• This two-page reference provides tips for writing reports for decision makers. It recommends writing a one-page overview, a three-page executive summary, and a full report that is no longer than 25 pages.
Toolkit: Disseminating research online
Organization: Global Development Network
• This toolkit provides comprehensive information and practical strategies for sharing information electronically. It covers topics such as effective online communication, helping users find your research, and tips for individuals who do not have a website.
1. Program in Policy Decision-Making. (2003). Develop a systematic approach to knowledge. (accessed on June 9, 2004 from http://www.researchtopolicy.ca/ )
2. Canadian Health Services Research Foundation. (2003). The theory and practice of knowledge brokering in Canada 's health system. Ottawa , ON : Author. (This article provides an example of CHSRF's 1:3:25 approach.) Full text available at www.chsrf.ca/brokering/pdf/Theory_and_Practice_e.pdf
3. Wenger, E. (2003). Communities of practice: A brief introduction. (accessed on July 26, 2004 from http://www.ewenger.com/theory/index.htm )
4. Reardon, R., Lavis, J., & Gibson, J. (undated). Knowledge transfer & exchange: A workbook. Toronto , ON : Institute for Work and Health.
5. Grimshaw, J.M., Shirran, L., Thomas, R., Mowatt, G., Fraser, C., Bero, L., et al., (2001). Changing provider behavior: An overview of systematic reviews of interventions. Medical Care, 39, 8 Suppl 2:II-2-II-45.
6. Grimshaw, J.M., Thomas, R.E., MacLennan, G., Fraser, C., Ramsay, C.R., Vale, L. et al., (2004). Effectiveness and efficacy of guideline dissemination and implementation strategies. Health Technology Assessment, 8, 6, iii-iv, 1-72. (full text available at http://www.ncchta.org/execsumm/summ806.htm )
7. National Centre for the Dissemination of Disability Research. (2001). Developing an effective dissemination plan. (accessed on June 9, 2004 from http://www.ncddr.org/du/products/dissplan.html )
8. National Centre for the Dissemination of Disability Research. (1996). A review of the literature on dissemination and knowledge utilization. (accessed on June 9, 2004 from http://www.ncddr.org/du/products/review/index.html )
9. Program in Policy Decision-Making. (2003). Measure the impact of the research you fund or produce. (accessed on June 9, 2004 from http://www.researchtopolicy.ca/ )
10. Lavis, J., Ross, S., McLeod, C., & Gildiner, A. (2003). Measuring the impact of health research. Journal of Health Services Research and Policy, 8, 3, 165-170.
Want to know more about knowledge transfer? Contact:
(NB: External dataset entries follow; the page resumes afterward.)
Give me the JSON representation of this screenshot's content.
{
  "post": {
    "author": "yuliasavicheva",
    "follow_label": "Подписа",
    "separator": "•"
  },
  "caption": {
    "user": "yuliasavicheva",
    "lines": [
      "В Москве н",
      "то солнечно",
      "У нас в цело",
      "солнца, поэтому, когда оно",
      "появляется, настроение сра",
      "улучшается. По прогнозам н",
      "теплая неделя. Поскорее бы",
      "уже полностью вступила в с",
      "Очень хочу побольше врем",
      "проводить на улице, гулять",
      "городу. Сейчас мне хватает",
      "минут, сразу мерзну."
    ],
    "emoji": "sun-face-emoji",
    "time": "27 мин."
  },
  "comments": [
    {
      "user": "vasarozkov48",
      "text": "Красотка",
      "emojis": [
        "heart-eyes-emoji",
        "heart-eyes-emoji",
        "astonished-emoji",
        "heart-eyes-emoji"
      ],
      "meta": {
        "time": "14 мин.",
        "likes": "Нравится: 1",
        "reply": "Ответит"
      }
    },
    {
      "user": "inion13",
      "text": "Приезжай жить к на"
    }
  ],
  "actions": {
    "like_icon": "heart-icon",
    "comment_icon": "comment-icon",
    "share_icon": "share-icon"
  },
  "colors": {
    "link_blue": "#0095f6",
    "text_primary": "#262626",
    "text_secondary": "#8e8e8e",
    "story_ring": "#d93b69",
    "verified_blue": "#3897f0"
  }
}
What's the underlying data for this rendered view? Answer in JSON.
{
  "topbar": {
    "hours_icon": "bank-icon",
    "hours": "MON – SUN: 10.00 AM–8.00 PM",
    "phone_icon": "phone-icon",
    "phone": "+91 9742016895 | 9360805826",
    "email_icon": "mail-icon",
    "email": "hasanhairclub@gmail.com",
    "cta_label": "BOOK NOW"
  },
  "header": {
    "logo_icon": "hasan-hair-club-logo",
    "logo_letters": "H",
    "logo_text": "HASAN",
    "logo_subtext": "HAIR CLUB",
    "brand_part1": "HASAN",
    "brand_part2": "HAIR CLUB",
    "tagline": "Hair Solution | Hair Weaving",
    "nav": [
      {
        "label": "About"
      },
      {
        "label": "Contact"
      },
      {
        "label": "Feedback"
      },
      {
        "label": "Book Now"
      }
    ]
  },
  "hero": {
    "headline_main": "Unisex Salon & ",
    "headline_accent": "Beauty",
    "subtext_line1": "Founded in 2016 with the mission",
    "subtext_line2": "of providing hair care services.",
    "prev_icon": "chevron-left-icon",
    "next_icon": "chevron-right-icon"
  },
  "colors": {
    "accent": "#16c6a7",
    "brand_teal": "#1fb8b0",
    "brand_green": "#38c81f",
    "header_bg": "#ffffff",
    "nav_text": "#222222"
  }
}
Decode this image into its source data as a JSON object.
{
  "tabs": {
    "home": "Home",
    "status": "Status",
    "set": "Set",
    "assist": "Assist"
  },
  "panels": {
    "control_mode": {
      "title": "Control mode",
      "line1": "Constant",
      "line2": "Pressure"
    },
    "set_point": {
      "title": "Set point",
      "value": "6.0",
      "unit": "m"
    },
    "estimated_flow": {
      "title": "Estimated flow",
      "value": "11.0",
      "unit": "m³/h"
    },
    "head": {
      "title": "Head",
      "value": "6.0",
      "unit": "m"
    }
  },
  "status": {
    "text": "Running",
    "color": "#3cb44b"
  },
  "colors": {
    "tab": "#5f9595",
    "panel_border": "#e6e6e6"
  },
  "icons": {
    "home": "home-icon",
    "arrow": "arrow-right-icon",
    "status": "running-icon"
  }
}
Dianne Russell, Co-Investigator
CanChild Centre for Childhood Disability Research
Institute for Applied Health Sciences, Room 408
1400 Main St. W., Hamilton, ON L8S 1C7
Tel: 905-525-9140 x 27853 Fax: 905-524-0069